- Schmidt KJ, Sager B, Zachariah J, Raad BF, James EG, Fletcher JJ. Cohort analysis of desmopressin effect on hematoma expansion in patients with spontaneous intracerebral hemorrhage and documented pre-ictus antiplatelet use. J Clin Neurosci. 2019 Aug;66:33-37. doi: 10.1016/j.jocn.2019.05.032. Epub 2019 Jun 1. PMID: 31160199.

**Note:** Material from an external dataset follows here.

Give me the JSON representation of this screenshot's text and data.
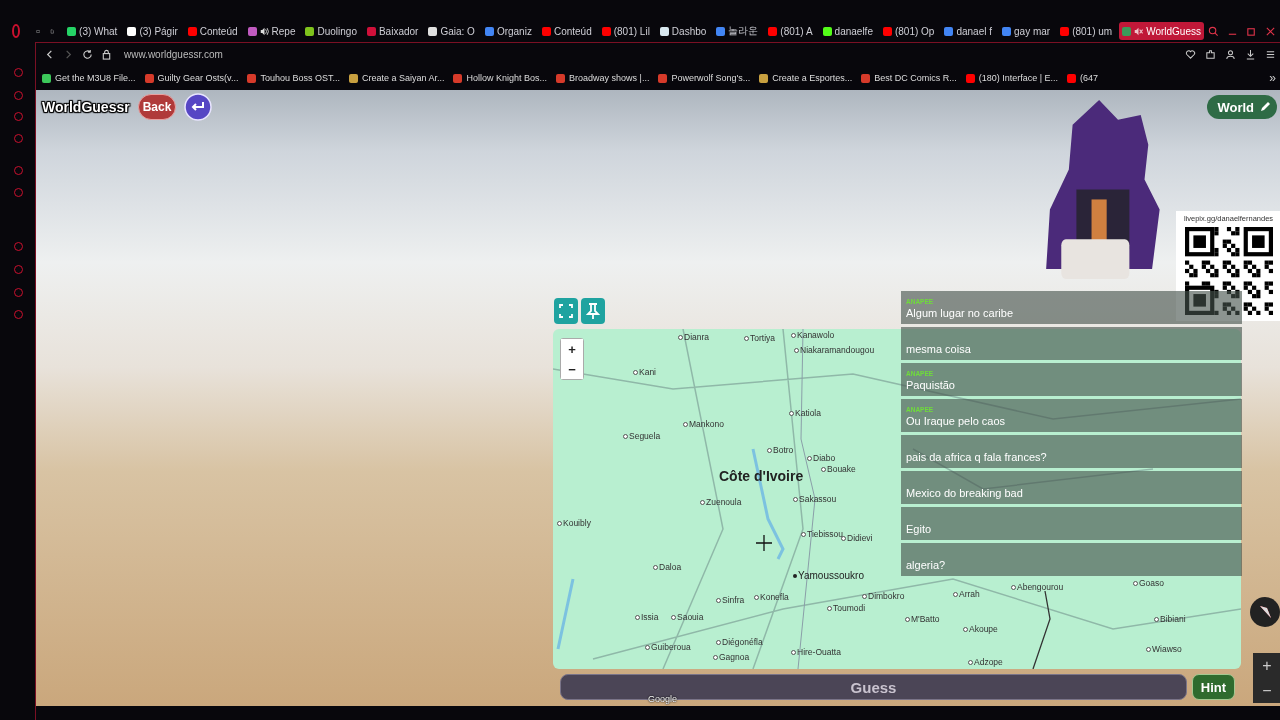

- Mengel A, Stefanou MI, Hadaschik KA, Wolf M, Stadler V, Poli K, Lindig T, Ernemann U, Grimm F, Tatagiba M, Ziemann U, Poli S. Early Administration of Desmopressin and Platelet Transfusion for Reducing Hematoma Expansion in Patients With Acute Antiplatelet Therapy Associated Intracerebral Hemorrhage. Crit Care Med. 2020 Jul;48(7):1009-1017. doi: 10.1097/CCM.0000000000004348. PMID: 32304415.
- Feldman EA, Meola G, Zyck S, Miller CD, Krishnamurthy S, Cwikla GM, Darko W, Jennings S, Sullivan R, Seabury R. Retrospective Assessment of Desmopressin Effectiveness and Safety in Patients With Antiplatelet-Associated Intracranial Hemorrhage. Crit Care Med. 2019 Dec;47(12):1759-1765. doi:10.1097/CCM.0000000000004021. PMID: 31567345.
- Orlando Regional Medical Center. Department of Surgical Education. ANTIPLATLET AGENT REVERSAL IN ADULTS WITH TRAUMATIC INTRACRANIAL HEMORRHAGE.